* [INSTRUCTIONS FOR THE TASK]: Copy out every line in the entries below that includes "author".

* [SOURCE INFORMATION]:

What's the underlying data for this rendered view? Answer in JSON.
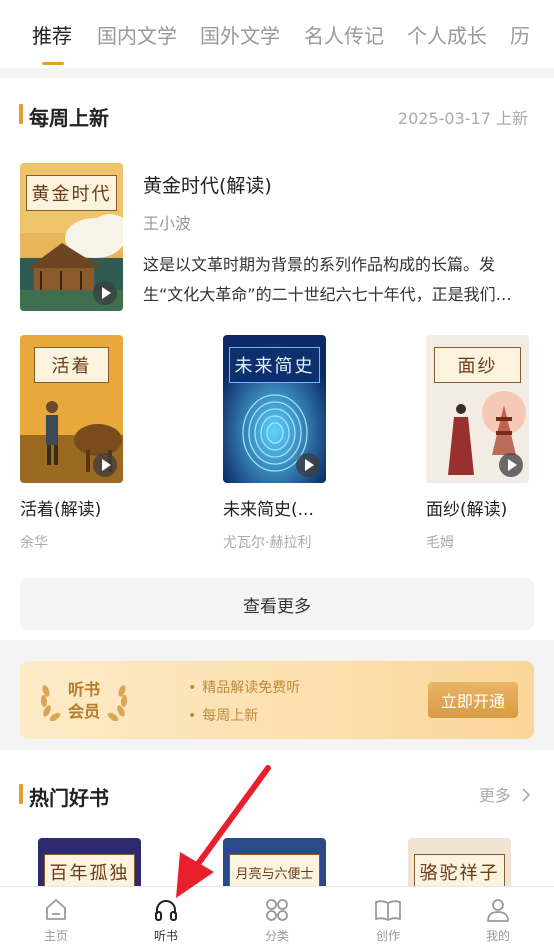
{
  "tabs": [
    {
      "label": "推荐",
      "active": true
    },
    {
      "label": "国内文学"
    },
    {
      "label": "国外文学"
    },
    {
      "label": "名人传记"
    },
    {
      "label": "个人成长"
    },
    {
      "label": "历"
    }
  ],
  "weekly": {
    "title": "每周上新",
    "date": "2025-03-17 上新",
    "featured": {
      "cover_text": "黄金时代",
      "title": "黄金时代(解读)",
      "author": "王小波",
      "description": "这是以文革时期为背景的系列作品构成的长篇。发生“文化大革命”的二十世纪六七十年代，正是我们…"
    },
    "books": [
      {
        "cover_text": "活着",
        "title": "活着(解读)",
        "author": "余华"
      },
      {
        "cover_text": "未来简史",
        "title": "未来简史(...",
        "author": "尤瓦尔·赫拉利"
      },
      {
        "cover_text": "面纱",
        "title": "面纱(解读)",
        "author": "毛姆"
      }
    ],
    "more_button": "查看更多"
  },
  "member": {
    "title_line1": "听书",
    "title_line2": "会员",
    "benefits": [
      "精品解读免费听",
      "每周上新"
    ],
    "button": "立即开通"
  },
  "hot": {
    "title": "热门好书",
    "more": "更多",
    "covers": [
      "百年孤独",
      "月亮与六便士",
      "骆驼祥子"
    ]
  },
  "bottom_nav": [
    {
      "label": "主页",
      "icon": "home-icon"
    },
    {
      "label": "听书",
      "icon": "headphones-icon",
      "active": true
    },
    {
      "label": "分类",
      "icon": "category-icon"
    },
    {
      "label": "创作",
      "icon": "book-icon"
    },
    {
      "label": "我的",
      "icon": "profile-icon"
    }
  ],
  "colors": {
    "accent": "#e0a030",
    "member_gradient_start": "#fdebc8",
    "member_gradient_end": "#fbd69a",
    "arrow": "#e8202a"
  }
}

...

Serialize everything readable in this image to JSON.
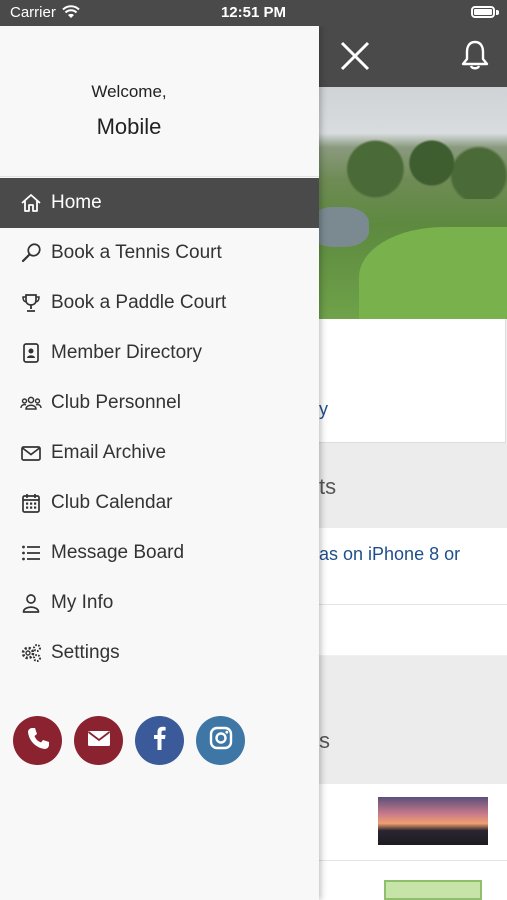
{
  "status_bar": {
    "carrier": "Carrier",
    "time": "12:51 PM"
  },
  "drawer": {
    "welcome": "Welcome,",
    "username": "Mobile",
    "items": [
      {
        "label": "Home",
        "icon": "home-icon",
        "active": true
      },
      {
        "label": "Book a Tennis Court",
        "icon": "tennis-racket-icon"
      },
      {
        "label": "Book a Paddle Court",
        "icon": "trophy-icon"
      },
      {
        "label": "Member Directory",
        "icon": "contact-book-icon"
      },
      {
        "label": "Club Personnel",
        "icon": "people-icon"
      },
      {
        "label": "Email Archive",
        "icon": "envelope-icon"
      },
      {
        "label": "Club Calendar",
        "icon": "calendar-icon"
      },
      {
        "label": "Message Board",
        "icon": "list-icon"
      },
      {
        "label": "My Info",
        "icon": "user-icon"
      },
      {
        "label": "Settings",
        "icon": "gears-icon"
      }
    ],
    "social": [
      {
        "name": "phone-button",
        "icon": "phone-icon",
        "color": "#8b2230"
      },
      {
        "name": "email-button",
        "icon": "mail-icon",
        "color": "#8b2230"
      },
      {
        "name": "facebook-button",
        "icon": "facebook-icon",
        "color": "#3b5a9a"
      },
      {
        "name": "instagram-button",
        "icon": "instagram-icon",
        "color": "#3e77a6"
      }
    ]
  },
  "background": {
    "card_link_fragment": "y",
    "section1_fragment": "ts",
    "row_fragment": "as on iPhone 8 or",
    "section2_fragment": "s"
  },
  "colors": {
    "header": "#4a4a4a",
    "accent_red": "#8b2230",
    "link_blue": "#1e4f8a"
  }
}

* [ANSWER FOR THIS EXERCISE]:
      "author": "王小波",
        "author": "余华"
        "author": "尤瓦尔·赫拉利"
        "author": "毛姆"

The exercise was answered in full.